Page and application data records
####################

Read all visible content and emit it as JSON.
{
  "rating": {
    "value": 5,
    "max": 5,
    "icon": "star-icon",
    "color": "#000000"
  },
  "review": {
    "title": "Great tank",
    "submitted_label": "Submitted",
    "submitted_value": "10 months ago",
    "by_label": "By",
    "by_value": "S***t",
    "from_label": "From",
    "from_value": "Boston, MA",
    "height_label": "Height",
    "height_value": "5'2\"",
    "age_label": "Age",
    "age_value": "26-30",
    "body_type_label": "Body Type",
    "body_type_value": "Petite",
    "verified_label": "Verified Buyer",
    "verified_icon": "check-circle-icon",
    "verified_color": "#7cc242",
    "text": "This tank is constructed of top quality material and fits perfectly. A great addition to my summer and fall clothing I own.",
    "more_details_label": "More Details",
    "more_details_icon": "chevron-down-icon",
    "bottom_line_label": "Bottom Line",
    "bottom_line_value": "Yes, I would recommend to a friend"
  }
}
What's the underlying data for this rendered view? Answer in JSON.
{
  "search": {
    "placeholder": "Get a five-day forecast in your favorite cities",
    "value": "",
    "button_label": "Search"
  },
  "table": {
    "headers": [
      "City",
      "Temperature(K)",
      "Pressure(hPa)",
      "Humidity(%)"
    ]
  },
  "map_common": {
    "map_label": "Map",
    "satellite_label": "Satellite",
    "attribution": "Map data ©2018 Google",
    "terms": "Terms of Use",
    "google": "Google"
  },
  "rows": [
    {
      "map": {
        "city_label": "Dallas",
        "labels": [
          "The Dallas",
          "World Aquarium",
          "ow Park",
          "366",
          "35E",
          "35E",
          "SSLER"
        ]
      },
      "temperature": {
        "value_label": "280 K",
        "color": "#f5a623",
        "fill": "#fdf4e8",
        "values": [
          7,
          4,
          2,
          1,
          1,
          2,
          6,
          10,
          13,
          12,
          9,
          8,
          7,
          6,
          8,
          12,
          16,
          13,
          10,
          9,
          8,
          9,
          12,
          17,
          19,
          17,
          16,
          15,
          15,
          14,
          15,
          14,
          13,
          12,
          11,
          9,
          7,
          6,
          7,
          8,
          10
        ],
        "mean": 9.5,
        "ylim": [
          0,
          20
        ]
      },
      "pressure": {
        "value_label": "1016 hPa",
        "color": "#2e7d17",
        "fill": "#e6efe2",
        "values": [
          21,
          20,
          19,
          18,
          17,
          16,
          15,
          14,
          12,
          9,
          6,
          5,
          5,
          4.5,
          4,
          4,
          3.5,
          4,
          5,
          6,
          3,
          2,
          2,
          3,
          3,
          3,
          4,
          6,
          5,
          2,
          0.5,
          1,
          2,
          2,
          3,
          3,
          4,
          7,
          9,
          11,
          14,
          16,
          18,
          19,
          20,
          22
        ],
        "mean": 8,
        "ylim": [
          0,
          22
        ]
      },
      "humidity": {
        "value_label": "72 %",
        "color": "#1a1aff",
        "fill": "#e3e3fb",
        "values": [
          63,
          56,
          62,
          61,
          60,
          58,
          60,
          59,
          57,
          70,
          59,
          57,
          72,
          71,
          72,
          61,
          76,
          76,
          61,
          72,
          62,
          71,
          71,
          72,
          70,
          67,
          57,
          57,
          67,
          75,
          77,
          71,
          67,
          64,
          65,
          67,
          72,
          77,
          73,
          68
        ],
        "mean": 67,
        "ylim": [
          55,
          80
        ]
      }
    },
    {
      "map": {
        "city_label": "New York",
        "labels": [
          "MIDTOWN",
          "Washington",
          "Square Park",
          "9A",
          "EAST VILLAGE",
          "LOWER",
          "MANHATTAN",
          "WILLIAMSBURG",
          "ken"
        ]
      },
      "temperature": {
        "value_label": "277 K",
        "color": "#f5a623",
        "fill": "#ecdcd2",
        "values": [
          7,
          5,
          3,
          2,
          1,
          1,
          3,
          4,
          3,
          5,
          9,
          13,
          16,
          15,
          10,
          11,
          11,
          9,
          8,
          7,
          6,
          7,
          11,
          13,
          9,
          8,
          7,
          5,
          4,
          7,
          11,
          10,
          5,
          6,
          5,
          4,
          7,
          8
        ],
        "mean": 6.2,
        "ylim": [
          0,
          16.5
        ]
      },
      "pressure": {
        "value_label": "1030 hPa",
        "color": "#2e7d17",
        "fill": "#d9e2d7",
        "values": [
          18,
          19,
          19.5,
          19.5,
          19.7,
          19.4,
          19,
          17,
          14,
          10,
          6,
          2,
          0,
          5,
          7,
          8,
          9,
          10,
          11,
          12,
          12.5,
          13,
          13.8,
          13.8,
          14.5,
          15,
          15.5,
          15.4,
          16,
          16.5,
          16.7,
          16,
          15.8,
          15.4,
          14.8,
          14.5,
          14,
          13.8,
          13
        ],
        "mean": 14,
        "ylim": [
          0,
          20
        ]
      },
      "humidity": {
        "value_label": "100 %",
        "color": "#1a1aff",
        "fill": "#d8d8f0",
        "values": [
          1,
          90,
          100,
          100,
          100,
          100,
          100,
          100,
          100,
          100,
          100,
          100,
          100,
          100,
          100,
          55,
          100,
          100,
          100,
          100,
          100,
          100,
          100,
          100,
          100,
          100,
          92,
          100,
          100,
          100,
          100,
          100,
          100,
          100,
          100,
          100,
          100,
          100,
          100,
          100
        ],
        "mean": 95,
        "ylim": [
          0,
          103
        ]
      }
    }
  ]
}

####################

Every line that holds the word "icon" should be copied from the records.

[Answer to this problem]
    "icon": "star-icon",
    "verified_icon": "check-circle-icon",
    "more_details_icon": "chevron-down-icon",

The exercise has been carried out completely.